Open Spaces
4:06 pm
Fri June 21, 2013

June 21st, 2013

Sequester effects less painful than expected, but lawmakers still unhappy

The congressionally mandated budget cuts called sequestration continue to have an impact on Wyoming. And while the state’s Republican lawmakers say those cuts aren’t having as big of an impact as predicted by Democrats, Matt Laslo reports from Washington that the delegation still isn’t happy with the sequester.

Efforts to restore sage grouse habitat move forward

Last year, we reported on a new project to restore sage grouse habitat that’s been disturbed by energy development in the Powder River Basin. The Bureau of Land Management, the Natural Resources Conservation Service, and other agencies are participating in the effort. And they’re starting to make progress. Wyoming Public Radio’s Willow Belden spoke with Janelle Gonzales, who’s coordinating the project for the BLM, and Bill Ostheimer, a natural resource specialist at the BLM’s office in Buffalo. Gonzales says what they’re trying to do is restore sage grouse habitat after oil and gas wells are no longer in use.

A crime victim and perpetrator talk about how their unlikely friendship came to be

Restorative justice is an approach to dealing with crime that put the victim of the crime front and center and considers how the offense affected the community, rather than looking at it as an isolated incident. Wyoming Public Radio’s Irina Zhorov has a three part series about restorative justice efforts in Wyoming, starting with a case study.

Restorative justice initiatives in WY are just starting

Restorative justice is an approach to dealing with crime that put the victim of the crime front and center and considers how the offense affected the community, rather than looking at it as an isolated incident. Wyoming Public Radio has a three part series about restorative justice efforts in Wyoming, starting with a case study.

Watt and Farnham discuss the benefits of restorative justice in their lives

Restorative justice is an approach to dealing with crime that put the victim of the crime front and center and considers how the offense affected the community, rather than looking at it as an isolated incident.
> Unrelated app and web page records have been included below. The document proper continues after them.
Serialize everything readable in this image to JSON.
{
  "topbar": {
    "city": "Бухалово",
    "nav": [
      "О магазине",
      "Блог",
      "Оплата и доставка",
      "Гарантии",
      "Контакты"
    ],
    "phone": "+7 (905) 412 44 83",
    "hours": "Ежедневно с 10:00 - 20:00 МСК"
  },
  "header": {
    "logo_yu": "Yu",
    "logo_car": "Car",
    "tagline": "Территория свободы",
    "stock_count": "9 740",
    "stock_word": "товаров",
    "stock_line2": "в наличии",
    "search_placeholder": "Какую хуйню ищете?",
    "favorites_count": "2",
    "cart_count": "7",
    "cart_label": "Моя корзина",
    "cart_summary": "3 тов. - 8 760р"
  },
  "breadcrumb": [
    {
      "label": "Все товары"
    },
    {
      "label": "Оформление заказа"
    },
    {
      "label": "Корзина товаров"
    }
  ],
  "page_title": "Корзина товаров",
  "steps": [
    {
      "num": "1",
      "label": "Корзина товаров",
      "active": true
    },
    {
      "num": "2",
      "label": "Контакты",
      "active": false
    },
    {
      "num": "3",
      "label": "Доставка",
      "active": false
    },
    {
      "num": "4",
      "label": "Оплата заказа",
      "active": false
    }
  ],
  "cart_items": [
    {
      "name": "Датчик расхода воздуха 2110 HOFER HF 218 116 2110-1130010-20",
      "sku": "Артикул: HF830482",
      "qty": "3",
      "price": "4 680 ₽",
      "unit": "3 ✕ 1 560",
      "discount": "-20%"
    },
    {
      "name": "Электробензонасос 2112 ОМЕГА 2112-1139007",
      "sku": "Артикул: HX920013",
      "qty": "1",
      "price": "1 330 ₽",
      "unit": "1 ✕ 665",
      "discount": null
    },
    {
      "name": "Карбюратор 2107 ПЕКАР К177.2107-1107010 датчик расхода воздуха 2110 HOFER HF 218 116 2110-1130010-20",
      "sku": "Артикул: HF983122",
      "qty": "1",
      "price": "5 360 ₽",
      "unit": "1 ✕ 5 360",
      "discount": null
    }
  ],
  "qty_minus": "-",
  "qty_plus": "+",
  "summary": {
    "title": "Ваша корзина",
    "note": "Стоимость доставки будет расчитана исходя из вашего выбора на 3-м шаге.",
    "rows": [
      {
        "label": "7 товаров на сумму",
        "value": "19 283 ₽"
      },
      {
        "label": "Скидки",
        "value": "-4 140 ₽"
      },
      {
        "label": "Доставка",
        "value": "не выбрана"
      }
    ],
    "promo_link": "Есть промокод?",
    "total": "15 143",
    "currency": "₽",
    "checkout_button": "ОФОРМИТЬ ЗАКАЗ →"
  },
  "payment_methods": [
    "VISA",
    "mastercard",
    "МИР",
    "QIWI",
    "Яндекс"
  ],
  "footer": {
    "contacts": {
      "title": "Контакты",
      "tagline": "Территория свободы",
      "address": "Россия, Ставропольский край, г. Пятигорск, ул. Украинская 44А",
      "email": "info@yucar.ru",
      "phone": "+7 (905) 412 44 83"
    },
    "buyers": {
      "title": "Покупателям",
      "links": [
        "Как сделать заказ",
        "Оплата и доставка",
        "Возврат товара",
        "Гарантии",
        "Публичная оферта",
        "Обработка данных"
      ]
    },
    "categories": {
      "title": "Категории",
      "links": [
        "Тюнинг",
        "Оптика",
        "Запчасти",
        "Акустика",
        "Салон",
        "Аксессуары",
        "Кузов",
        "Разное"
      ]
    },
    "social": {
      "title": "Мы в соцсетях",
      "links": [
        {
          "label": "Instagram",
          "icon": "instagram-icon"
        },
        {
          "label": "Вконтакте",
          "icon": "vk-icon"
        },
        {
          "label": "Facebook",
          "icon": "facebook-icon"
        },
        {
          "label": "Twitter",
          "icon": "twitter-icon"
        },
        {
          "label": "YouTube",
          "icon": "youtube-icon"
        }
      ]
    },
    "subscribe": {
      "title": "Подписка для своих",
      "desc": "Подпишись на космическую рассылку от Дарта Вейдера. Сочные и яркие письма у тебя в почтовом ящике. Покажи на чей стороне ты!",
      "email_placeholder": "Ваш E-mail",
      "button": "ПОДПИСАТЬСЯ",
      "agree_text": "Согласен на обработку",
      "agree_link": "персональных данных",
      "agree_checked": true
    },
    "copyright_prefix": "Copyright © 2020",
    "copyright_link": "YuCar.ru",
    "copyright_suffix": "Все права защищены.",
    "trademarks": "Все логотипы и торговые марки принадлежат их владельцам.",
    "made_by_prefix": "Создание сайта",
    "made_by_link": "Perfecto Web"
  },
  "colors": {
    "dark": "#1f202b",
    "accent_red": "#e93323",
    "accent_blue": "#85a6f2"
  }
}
Wyoming Public Radio has a three part series about restorative justice efforts in Wyoming. In Part One we heard about how Stephen Watt and Mark Farnham initially crossed paths. Part 2 outlined how restorative justice works and fledgling initiatives the state is taking to use it. But since there aren’t any restorative justice programs for adults in Wyoming yet, Watt and Farnham had to sort of improvise. Still, it seems to have worked out. In part three of our series, we’ll hear what this self-led restorative justice therapy has meant for Watt and Farnham.
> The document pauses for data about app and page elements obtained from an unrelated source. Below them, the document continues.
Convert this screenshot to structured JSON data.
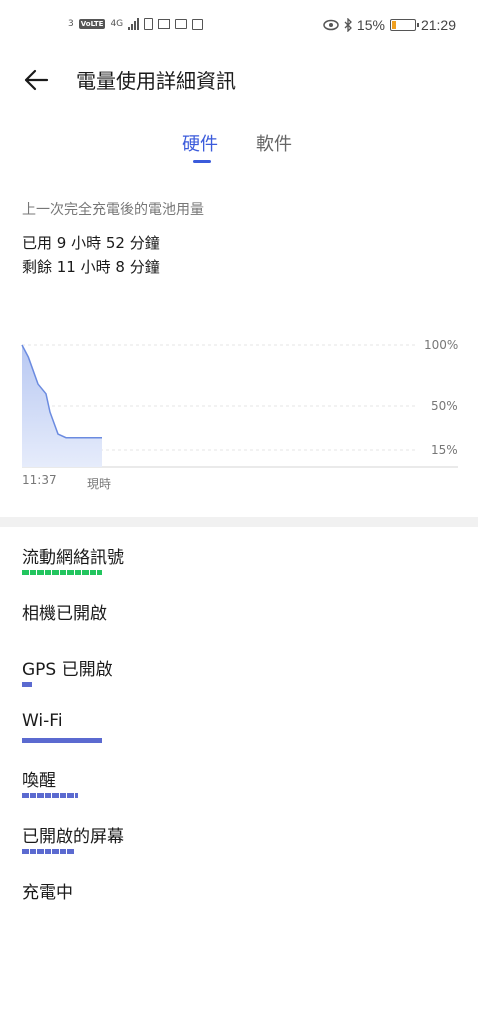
{
  "status_bar": {
    "left_number": "3",
    "volte": "VoLTE",
    "network": "4G",
    "battery_percent": "15%",
    "time": "21:29",
    "icons": [
      "volte-icon",
      "signal-icon",
      "sim-icon",
      "mail-icon",
      "message-icon",
      "bag-icon",
      "eye-icon",
      "bluetooth-icon",
      "battery-icon"
    ]
  },
  "header": {
    "title": "電量使用詳細資訊"
  },
  "tabs": [
    {
      "label": "硬件",
      "selected": true
    },
    {
      "label": "軟件",
      "selected": false
    }
  ],
  "summary": {
    "label": "上一次完全充電後的電池用量",
    "used": "已用 9 小時 52 分鐘",
    "remaining": "剩餘 11 小時 8 分鐘"
  },
  "chart_data": {
    "type": "area",
    "x_start_label": "11:37",
    "x_end_label": "現時",
    "y_ticks": [
      "100%",
      "50%",
      "15%"
    ],
    "ylim": [
      0,
      100
    ],
    "x": [
      0,
      0.08,
      0.2,
      0.3,
      0.35,
      0.45,
      0.55,
      0.65,
      1.0
    ],
    "values": [
      100,
      90,
      68,
      60,
      45,
      27,
      24,
      24,
      24
    ],
    "color": "#6b8be0"
  },
  "usage_items": [
    {
      "label": "流動網絡訊號",
      "color": "#22c55e",
      "fraction": 1.0,
      "style": "segmented"
    },
    {
      "label": "相機已開啟",
      "color": "#5b6ad0",
      "fraction": 0,
      "style": "none"
    },
    {
      "label": "GPS 已開啟",
      "color": "#5b6ad0",
      "fraction": 0.12,
      "style": "solid"
    },
    {
      "label": "Wi-Fi",
      "color": "#5b6ad0",
      "fraction": 1.0,
      "style": "solid"
    },
    {
      "label": "喚醒",
      "color": "#5b6ad0",
      "fraction": 0.7,
      "style": "segmented"
    },
    {
      "label": "已開啟的屏幕",
      "color": "#5b6ad0",
      "fraction": 0.65,
      "style": "segmented"
    },
    {
      "label": "充電中",
      "color": "#5b6ad0",
      "fraction": 0,
      "style": "none"
    }
  ]
}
With added OSHA personnel, more companies get safety consultations

Wyoming consistently has one of the highest rates of workplace fatalities in the country. Many of these are in the energy industry, though not all. Last year, the state legislature decided to tackle the problem by hiring more safety consultants for Wyoming’s Occupational Health and Safety Administration, or OSHA. Most agree that the change has been positive, but some say more still needs to be done, in order to reduce workplace injuries and deaths. Wyoming Public Radio’s Willow Belden reports.

News Director Bob Beck reflects on 25 years at WPR

Wyoming Public Radio’s news director, Bob Beck, has been with the station for 25 years this month. During that time, the station has received 81 national, regional and state awards. Bob himself is a two-time winner of Edward R. Murrow awards and has contributed to two Emmy-award-winning television projects. He’s covered the Wyoming Legislature longer than any other broadcaster in the state, and he’s helped WPR grow from being a small station covering southeast Wyoming, to a nationally recognized operation covering the entire state. Bob joined Wyoming Public Radio’s Willow Belden to talk about his time at WPR. He says a lot has changed since he started here in 1988.